The finished American Silver Eagle coin is a masterpiece of art and science – the product of a fascinating series of human and modern technological processes. Here is the story in brief.Learn more at-silver coins.
The American Silver Eagle coin, like other coins minted in the United States, began its life from legislative bills, in this case initiated by Senator McClure and Representative Craig in 1982 and amended by Senator McClure’s ‘Liberty Coin Act’ in 1985 and signed into law by President Reagan in the same year.The point of the legislation was to maximize the return on the sale of strategic stockpiles (Defense National Stockpile) of silver (to help balance the Federal Budget) through the production and sale of silver bullion coins. As the stockpiles were being depleted, as intended by the initial legislation, President Bush signed the ‘Support of American Eagle Silver Bullion Program Act’ in 2002 to extend the coinage program through the purchase of silver on the open market.

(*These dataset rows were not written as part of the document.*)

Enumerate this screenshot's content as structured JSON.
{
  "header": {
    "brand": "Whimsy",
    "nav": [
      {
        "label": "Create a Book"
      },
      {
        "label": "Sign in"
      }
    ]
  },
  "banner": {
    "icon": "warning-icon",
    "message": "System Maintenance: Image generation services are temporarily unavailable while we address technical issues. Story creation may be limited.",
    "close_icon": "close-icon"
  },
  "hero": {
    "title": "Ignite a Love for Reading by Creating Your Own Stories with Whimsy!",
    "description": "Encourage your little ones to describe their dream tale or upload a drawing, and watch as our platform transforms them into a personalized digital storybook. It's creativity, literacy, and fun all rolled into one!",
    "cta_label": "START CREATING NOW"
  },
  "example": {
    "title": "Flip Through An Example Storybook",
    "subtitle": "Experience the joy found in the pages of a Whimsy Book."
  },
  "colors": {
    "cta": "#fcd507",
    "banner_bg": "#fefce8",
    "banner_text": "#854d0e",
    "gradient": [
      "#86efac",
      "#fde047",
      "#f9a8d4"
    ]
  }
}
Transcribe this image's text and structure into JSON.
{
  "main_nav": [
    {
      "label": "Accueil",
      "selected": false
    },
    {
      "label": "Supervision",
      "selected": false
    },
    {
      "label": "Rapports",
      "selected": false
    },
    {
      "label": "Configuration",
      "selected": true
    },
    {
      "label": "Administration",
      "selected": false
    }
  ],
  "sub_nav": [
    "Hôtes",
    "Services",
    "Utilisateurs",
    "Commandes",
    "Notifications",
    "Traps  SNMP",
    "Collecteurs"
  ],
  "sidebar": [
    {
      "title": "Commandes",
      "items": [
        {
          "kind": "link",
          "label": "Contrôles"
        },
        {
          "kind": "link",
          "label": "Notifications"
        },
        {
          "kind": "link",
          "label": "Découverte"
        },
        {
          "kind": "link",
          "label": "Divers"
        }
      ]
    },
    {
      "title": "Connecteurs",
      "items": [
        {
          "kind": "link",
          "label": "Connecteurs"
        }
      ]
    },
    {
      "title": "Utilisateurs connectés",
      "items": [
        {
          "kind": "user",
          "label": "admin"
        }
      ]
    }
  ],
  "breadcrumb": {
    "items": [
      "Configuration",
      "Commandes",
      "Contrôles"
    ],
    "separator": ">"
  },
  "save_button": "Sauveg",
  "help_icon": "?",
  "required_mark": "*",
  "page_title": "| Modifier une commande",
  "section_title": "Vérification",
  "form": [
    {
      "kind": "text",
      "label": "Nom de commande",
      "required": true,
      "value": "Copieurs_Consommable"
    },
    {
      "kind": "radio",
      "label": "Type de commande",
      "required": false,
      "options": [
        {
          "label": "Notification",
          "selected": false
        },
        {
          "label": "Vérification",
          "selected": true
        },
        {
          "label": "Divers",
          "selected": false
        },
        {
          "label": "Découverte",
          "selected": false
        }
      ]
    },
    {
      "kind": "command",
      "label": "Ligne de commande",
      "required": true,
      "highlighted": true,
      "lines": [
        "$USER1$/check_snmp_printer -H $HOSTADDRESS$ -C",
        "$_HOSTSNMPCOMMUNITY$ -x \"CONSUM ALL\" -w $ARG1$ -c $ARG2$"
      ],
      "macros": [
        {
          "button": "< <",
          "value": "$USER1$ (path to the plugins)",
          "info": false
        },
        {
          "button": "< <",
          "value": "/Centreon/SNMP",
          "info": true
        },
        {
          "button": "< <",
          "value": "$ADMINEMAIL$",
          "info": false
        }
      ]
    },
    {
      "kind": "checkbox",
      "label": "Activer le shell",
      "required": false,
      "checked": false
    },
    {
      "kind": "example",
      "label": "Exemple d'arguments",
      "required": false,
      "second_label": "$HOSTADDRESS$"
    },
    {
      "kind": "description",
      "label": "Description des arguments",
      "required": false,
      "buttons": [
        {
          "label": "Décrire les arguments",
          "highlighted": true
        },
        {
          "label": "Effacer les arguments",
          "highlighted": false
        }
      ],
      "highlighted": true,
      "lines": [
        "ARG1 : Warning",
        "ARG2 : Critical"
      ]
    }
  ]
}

Senator McClure’s ‘Liberty Coin Act’ stipulated the parameters of the Silver Eagle, including its size, weight, purity, obverse and reverse designs, inscriptions, and edge finish.
Creating the Relief Designs
Ideas for the design of coins come from politicians, citizens, artists and sculptors alike. Once the objectives and concepts of the design are established by all parties, drawings are made of both sides of the coin, including images and textual inscriptions required by law (‘IN GOD WE TRUST’ and ‘E PLURIBUS UNUM’).The final drawings are approved before sculptors and engravers create and refine their renditions using physical and digital modeling techniques. Physical models used to be made with clay and plaster and digitally scanned into a database for more detailed work. Now, more sophisticated software tools are used to model and finish the designs directly from the original drawings. The obverse relief on the American Silver Eagle was taken from Adolph Weinman’s ‘Walking Liberty’ design. On the reverse side, the ‘heraldic eagle’ relief was created by John Mercanti.
Making the Dies
Once the digitized coin reliefs have been completed, CAM (Computer Aided Manufacturing) software is used to interpret this data and create instructions for CNC (Computer Numerical Control) machine cutters of different and finer diameters that will mill out each relief on the end of a separate steel ‘hub’. The result is an extremely polished and accurate replica of the coin design faces on these ‘master hubs’, one for the obverse and one for the reverse design of the coin. Initially, the master hubs that are fabricated are of larger diameter than the legislated coin dimensions. So, a reducing lathe is used to create a master hub of the correct size.
Because dies wear out after a certain number of impressions, the capability to produce enough dies for mass production is met by a succession of master hub to master die steps. The initial master hub of the final correct size is used to create a ‘master die’. The master hub is first hardened by heat treating, while the die material is softened by annealing. The master hub which has a raised design profile is then pressed into the master die material, creating an infuse impression of the coin face in the master die – and as a result is strengthened through the compression of the press. These master dies are then used to create ‘working hubs’ and the working hubs are in turn used to create ‘working dies’. The process is repeated until enough working dies are created for the total production run of coins. The working dies will be used to ‘strike’ and manufacture the coins from silver blanks.